Doctors feel pressured to take an ‘unquestioning approach’ to children wanting gender-change, report says
- It says doctors have been left ‘nervous’ about offering ‘more robust support’
- The NHS-backed report says youngsters are not always given the best care
- Dr Hilary Cass says there are ‘significant gaps in the research and evidence base’
- Formal recommendations are expected to be develop over the coming months
Doctors feel under pressure to adopt an unquestioning approach to children seeking to change their sex, a review found yesterday.
It said a lack of formal clinical guidance and stifled debate have left many medics ‘nervous’ about offering the ‘more robust support’ they want to deliver.
The NHS-backed report said the situation means youngsters are being given the controversial puberty blockers or sex-swap hormones they ask for – when they may benefit more from waiting or other care.
Report author Dr Hilary Cass wrote: ‘Primary and secondary care staff have told us that they feel under pressure to adopt an unquestioning affirmative approach – and that this is at odds with the standard process of clinical assessment and diagnosis that they have been trained to undertake in all other clinical encounters.’
Doctors feel under pressure to adopt an unquestioning approach to children seeking to change their sex, according to a new report (file photo)
The Cass Review into gender identity services for children and young people was commissioned by the NHS following a surge in demand for appointments and calls for better guidelines.
The Gender Identity Development Service at the Tavistock and Portman NHS Foundation Trust in London is currently the only specialist service of its kind in the UK for young people.
Referrals have rocketed from 50 a year in 2009 to 2,500 in 2020, with 4,600 on the waiting list. There is a waiting time of more than two years for a first appointment.
The review’s interim report warned that the service has struggled to cope with the rise in demand, leading to ‘considerable distress’ for those waiting.
It said there is a lack of evidence on the best way to manage children with ‘gender incongruence and dysphoria’ and highlighted concerns with the way they are assessed, the drugs used and poor record-keeping.
Dr Cass, a former president of the Royal College of Paediatrics and Child Health, wrote: ‘Within the UK, the single specialist service has developed organically, and the clinical approach has not been subjected to some of the usual control measures that are typically applied when new or innovative treatments are introduced.
‘Many of the challenges and knowledge gaps that we face in the UK are echoed internationally and there are significant gaps in the research and evidence base.’
The report said a lack of formal clinical guidance and stifled debate have left many medics ‘nervous’ about offering the ‘more robust support’ they want to deliver (file photo)
She described a need for regional clinics, clear criteria for referral to ensure fair access and more research. Formal recommendations will be developed over the coming months.
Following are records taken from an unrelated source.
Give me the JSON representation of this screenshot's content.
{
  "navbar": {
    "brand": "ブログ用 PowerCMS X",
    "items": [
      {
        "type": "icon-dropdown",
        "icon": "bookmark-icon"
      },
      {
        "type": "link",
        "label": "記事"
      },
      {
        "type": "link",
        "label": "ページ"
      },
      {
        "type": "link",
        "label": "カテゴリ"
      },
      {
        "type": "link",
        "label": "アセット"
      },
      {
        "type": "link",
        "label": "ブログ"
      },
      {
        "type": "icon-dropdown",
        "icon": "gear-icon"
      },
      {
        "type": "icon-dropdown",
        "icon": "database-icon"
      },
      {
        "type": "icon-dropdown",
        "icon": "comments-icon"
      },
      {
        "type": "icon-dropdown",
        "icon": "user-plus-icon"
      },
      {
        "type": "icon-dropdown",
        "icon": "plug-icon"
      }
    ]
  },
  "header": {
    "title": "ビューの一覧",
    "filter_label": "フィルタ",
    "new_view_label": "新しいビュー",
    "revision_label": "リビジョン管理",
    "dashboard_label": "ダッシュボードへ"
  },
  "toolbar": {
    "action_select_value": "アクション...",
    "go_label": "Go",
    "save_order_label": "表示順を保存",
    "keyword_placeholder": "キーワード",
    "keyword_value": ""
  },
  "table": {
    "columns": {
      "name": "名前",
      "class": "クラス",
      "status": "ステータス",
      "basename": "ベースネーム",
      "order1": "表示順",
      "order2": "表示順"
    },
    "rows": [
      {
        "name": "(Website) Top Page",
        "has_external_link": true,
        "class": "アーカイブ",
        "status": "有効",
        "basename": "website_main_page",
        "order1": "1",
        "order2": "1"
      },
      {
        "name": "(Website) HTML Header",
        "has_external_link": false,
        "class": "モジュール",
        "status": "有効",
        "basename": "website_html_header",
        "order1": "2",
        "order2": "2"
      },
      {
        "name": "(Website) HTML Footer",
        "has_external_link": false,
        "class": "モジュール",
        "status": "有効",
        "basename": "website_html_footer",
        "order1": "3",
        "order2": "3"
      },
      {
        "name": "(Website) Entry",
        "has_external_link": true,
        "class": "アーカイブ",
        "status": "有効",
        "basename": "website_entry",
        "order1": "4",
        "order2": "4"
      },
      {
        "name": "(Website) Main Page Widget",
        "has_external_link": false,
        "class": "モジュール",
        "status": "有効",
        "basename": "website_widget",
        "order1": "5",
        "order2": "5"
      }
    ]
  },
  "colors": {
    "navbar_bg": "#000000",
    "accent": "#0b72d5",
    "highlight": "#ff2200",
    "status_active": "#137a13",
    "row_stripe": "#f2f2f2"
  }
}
A spokesman for the Bayswater support group for parents of children with gender dysphoria said: ‘This interim statement gives us hope that our children will in future receive care that is based on scientific evidence and accurate data rather than on ideological views.’
He stressed: ‘Our children deserve the same level of healthcare as any other child.’
The spokesman said that parents currently encounter a mixture of views from mental health experts, adding: ‘Some areas push immediate unquestioned affirmation of the child while others are willing to be more cautious.
‘We support the move to a standardised approach to training, which should remove these inconsistencies.’
A Tavistock spokesman said of the Cass Review: ‘We will work with her and NHS England to support her recommendations.’